Effective worship leaders learn how to manage multiple sources of information while they’re standing on stage leading worship. What are you seeing? What are you hearing? What are you sensing? What time of day is it? Is it really hot in the room? The list goes on. At any given moment while you’re leading worship, you’re experiencing a flood of information. You have to learn how to process it all, which means knowing what 95% of it you’re going to ignore.
But while most things you have to deal with are external, the one internal source (i.e. your motivation) can be the strongest force of all. Why are you asking people to sing this particular song? What are you hoping to accomplish by having them clap on every beat like on the recording? Why are you choosing that arrangement?

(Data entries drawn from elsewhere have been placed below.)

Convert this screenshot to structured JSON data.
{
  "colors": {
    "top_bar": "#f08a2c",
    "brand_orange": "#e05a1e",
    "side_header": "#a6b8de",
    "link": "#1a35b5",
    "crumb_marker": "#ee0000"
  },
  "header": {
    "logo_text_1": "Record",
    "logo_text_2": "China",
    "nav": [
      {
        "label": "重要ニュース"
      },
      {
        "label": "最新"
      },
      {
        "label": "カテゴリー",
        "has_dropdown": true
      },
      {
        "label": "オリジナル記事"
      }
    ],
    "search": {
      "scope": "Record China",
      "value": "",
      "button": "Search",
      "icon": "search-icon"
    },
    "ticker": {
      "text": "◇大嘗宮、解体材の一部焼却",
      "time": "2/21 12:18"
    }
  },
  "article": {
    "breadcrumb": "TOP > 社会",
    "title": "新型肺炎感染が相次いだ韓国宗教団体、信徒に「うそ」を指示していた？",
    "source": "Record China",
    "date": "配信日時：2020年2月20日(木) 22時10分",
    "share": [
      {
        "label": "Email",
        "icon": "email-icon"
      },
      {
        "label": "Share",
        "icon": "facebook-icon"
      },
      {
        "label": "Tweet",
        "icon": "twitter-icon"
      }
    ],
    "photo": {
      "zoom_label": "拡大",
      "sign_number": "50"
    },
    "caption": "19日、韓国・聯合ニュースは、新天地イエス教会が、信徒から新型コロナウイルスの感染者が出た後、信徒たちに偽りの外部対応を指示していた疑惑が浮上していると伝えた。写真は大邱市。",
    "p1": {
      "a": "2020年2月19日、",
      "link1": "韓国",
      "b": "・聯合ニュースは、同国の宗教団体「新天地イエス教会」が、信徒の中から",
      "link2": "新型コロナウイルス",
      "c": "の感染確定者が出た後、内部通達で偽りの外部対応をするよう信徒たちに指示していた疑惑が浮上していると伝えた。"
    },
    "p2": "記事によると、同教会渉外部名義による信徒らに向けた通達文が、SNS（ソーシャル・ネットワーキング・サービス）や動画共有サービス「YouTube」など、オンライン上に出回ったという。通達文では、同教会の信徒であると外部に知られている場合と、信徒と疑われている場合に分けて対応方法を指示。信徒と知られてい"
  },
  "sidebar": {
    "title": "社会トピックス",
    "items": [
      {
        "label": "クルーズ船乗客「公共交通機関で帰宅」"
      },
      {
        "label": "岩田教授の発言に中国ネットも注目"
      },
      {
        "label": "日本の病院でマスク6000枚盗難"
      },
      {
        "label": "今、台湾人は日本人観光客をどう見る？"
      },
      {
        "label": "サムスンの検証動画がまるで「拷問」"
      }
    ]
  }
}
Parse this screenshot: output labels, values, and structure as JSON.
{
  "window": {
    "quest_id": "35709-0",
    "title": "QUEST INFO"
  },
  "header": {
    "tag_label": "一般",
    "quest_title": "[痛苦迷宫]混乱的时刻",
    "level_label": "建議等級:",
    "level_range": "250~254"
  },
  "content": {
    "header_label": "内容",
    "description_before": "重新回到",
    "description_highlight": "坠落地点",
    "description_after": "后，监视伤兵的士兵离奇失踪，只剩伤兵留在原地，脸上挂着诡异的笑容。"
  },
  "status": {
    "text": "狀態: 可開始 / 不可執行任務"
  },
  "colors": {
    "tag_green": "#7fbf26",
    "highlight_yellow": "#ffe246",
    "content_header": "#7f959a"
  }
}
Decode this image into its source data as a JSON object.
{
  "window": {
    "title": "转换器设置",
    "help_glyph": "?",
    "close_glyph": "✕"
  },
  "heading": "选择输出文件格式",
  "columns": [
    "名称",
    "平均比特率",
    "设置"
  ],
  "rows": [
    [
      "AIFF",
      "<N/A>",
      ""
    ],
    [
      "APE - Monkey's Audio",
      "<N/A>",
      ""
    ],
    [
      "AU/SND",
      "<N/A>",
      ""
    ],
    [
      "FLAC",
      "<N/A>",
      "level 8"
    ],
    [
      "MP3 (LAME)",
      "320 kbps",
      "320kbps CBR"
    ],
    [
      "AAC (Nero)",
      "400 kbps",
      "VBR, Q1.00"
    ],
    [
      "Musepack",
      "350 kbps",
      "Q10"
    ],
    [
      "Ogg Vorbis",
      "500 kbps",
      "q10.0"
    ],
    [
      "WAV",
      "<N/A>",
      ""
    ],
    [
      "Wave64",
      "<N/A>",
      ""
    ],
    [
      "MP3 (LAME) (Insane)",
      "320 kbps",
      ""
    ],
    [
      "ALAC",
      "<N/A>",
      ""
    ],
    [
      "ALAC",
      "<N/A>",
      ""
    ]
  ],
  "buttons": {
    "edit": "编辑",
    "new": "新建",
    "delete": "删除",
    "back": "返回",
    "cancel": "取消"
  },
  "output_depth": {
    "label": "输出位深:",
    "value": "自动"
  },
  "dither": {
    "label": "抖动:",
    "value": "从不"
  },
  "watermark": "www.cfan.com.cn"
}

You have to know your motivation well enough to discern when it’s wrong. And when you can discern that your motivation is wrong, then you’ll know to not do the thing you’re thinking about doing, until your motivation is right.
Here are some common wrong motivations for worship leaders:
- This is how they do it on the recording
- This is cool
- This makes me sound good
- This makes me look good
- I can’t let the clock quench the Spirit
- This song always works
- This will get the place hopping
- This will get the mood worshipful
- This will catch my congregation up
- This is my performance
Here are some right motivations for worship leaders:
- This will help them sing confidently
- This will help them see and magnify Jesus
- This will bless them
- This will make me look foolish but I’m going to do it anyway
- This will honor my pastor
- This is going to stretch them
- This is not my preference, but it’s the best decision
- This will help people hear/respond to the sermon
- This isn’t the way they did it on the recording but this serves my congregation better
- This isn’t something my team can pull off, so even though I’d like to do it, I will wait
Search your heart when you’re planning or leading worship, and ask yourself “why am I doing this” or “why am I asking them to do this?” The answer to those questions will give you a good deal of clarity on how to move forward.
4 thoughts on “Know Your Motivation”
Thanks, Jamie. That was very helpful.